- About this task
Set down all of the entries word for word, omitting the images they contain.
Data section Block Start
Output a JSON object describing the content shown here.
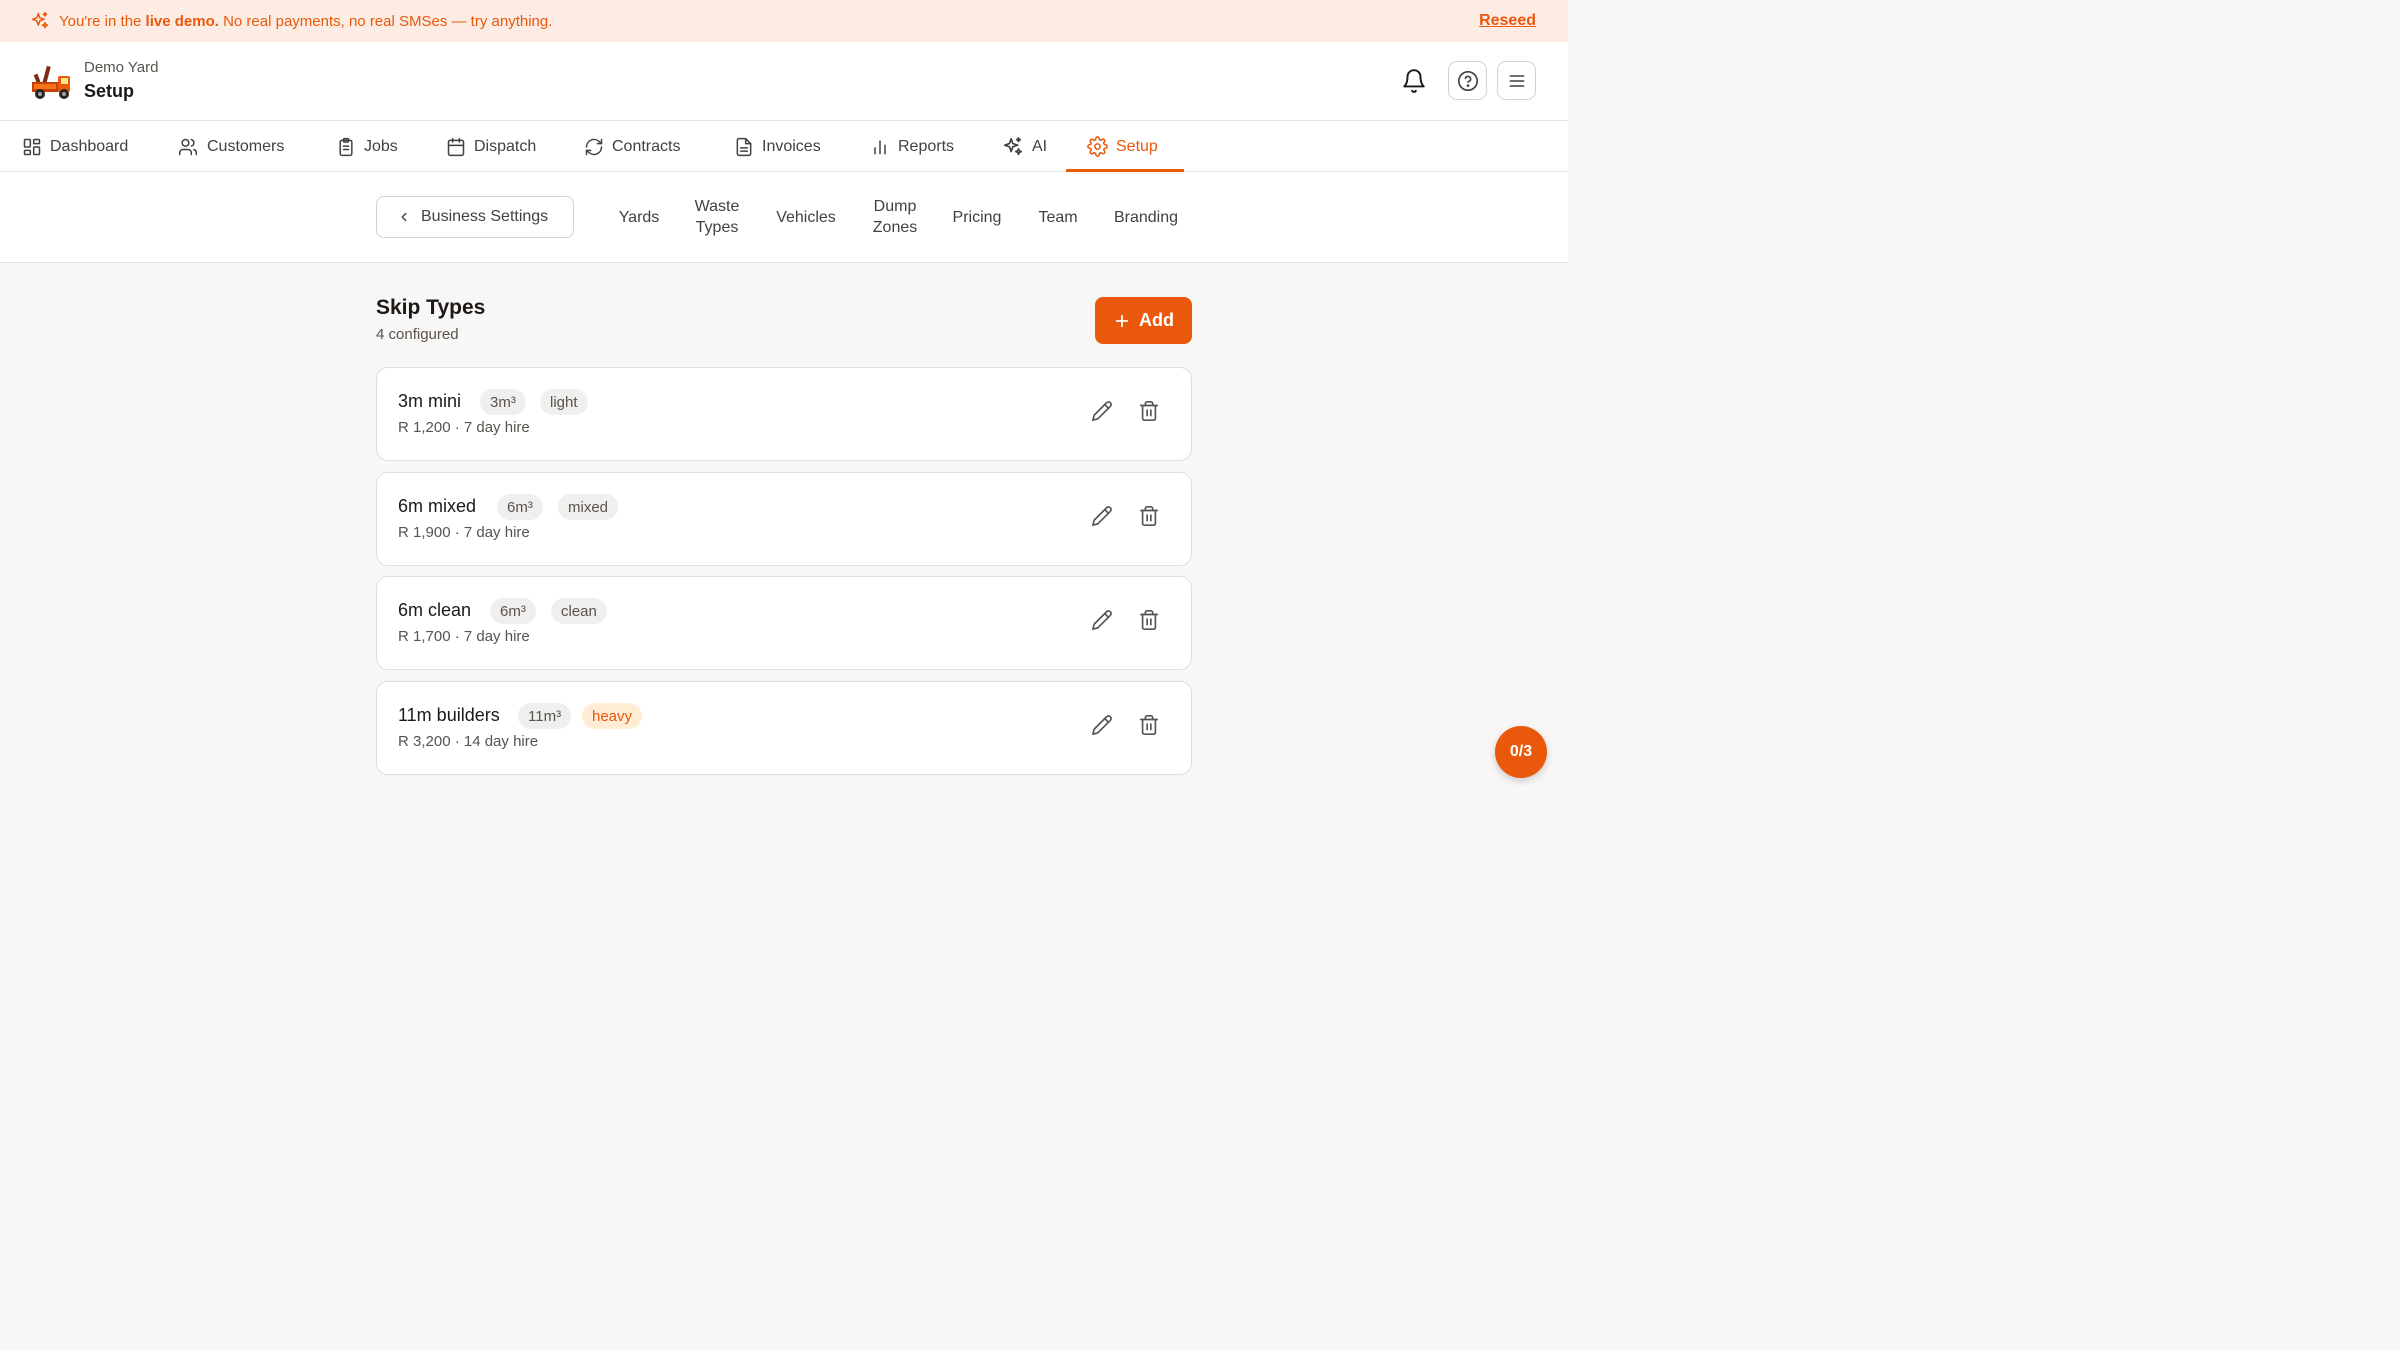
{
  "banner": {
    "prefix": "You're in the ",
    "highlight": "live demo.",
    "suffix": " No real payments, no real SMSes — try anything.",
    "reseed": "Reseed",
    "icon": "sparkles-icon"
  },
  "header": {
    "yard_name": "Demo Yard",
    "page_title": "Setup",
    "icons": [
      "bell-icon",
      "help-icon",
      "menu-icon"
    ]
  },
  "nav": {
    "items": [
      {
        "label": "Dashboard",
        "icon": "dashboard-icon"
      },
      {
        "label": "Customers",
        "icon": "users-icon"
      },
      {
        "label": "Jobs",
        "icon": "clipboard-icon"
      },
      {
        "label": "Dispatch",
        "icon": "calendar-icon"
      },
      {
        "label": "Contracts",
        "icon": "refresh-icon"
      },
      {
        "label": "Invoices",
        "icon": "document-icon"
      },
      {
        "label": "Reports",
        "icon": "bar-chart-icon"
      },
      {
        "label": "AI",
        "icon": "sparkles-icon"
      },
      {
        "label": "Setup",
        "icon": "gear-icon"
      }
    ],
    "active": "Setup"
  },
  "subnav": {
    "back_label": "Business Settings",
    "items": [
      {
        "line1": "Yards",
        "line2": ""
      },
      {
        "line1": "Waste",
        "line2": "Types"
      },
      {
        "line1": "Vehicles",
        "line2": ""
      },
      {
        "line1": "Dump",
        "line2": "Zones"
      },
      {
        "line1": "Pricing",
        "line2": ""
      },
      {
        "line1": "Team",
        "line2": ""
      },
      {
        "line1": "Branding",
        "line2": ""
      }
    ]
  },
  "section": {
    "title": "Skip Types",
    "subtitle": "4 configured",
    "add_label": "Add"
  },
  "skip_types": [
    {
      "name": "3m mini",
      "size": "3m³",
      "weight": "light",
      "desc": "R 1,200 · 7 day hire"
    },
    {
      "name": "6m mixed",
      "size": "6m³",
      "weight": "mixed",
      "desc": "R 1,900 · 7 day hire"
    },
    {
      "name": "6m clean",
      "size": "6m³",
      "weight": "clean",
      "desc": "R 1,700 · 7 day hire"
    },
    {
      "name": "11m builders",
      "size": "11m³",
      "weight": "heavy",
      "desc": "R 3,200 · 14 day hire"
    }
  ],
  "fab": {
    "label": "0/3"
  },
  "colors": {
    "accent": "#ea580c",
    "banner_bg": "#fdece3",
    "page_bg": "#f8f7f6",
    "heavy_bg": "#ffedd5"
  }
}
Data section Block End
- Answer to this exercise
Output a JSON object describing the content shown here.
{
  "banner": {
    "prefix": "You're in the ",
    "highlight": "live demo.",
    "suffix": " No real payments, no real SMSes — try anything.",
    "reseed": "Reseed",
    "icon": "sparkles-icon"
  },
  "header": {
    "yard_name": "Demo Yard",
    "page_title": "Setup",
    "icons": [
      "bell-icon",
      "help-icon",
      "menu-icon"
    ]
  },
  "nav": {
    "items": [
      {
        "label": "Dashboard",
        "icon": "dashboard-icon"
      },
      {
        "label": "Customers",
        "icon": "users-icon"
      },
      {
        "label": "Jobs",
        "icon": "clipboard-icon"
      },
      {
        "label": "Dispatch",
        "icon": "calendar-icon"
      },
      {
        "label": "Contracts",
        "icon": "refresh-icon"
      },
      {
        "label": "Invoices",
        "icon": "document-icon"
      },
      {
        "label": "Reports",
        "icon": "bar-chart-icon"
      },
      {
        "label": "AI",
        "icon": "sparkles-icon"
      },
      {
        "label": "Setup",
        "icon": "gear-icon"
      }
    ],
    "active": "Setup"
  },
  "subnav": {
    "back_label": "Business Settings",
    "items": [
      {
        "line1": "Yards",
        "line2": ""
      },
      {
        "line1": "Waste",
        "line2": "Types"
      },
      {
        "line1": "Vehicles",
        "line2": ""
      },
      {
        "line1": "Dump",
        "line2": "Zones"
      },
      {
        "line1": "Pricing",
        "line2": ""
      },
      {
        "line1": "Team",
        "line2": ""
      },
      {
        "line1": "Branding",
        "line2": ""
      }
    ]
  },
  "section": {
    "title": "Skip Types",
    "subtitle": "4 configured",
    "add_label": "Add"
  },
  "skip_types": [
    {
      "name": "3m mini",
      "size": "3m³",
      "weight": "light",
      "desc": "R 1,200 · 7 day hire"
    },
    {
      "name": "6m mixed",
      "size": "6m³",
      "weight": "mixed",
      "desc": "R 1,900 · 7 day hire"
    },
    {
      "name": "6m clean",
      "size": "6m³",
      "weight": "clean",
      "desc": "R 1,700 · 7 day hire"
    },
    {
      "name": "11m builders",
      "size": "11m³",
      "weight": "heavy",
      "desc": "R 3,200 · 14 day hire"
    }
  ],
  "fab": {
    "label": "0/3"
  },
  "colors": {
    "accent": "#ea580c",
    "banner_bg": "#fdece3",
    "page_bg": "#f8f7f6",
    "heavy_bg": "#ffedd5"
  }
}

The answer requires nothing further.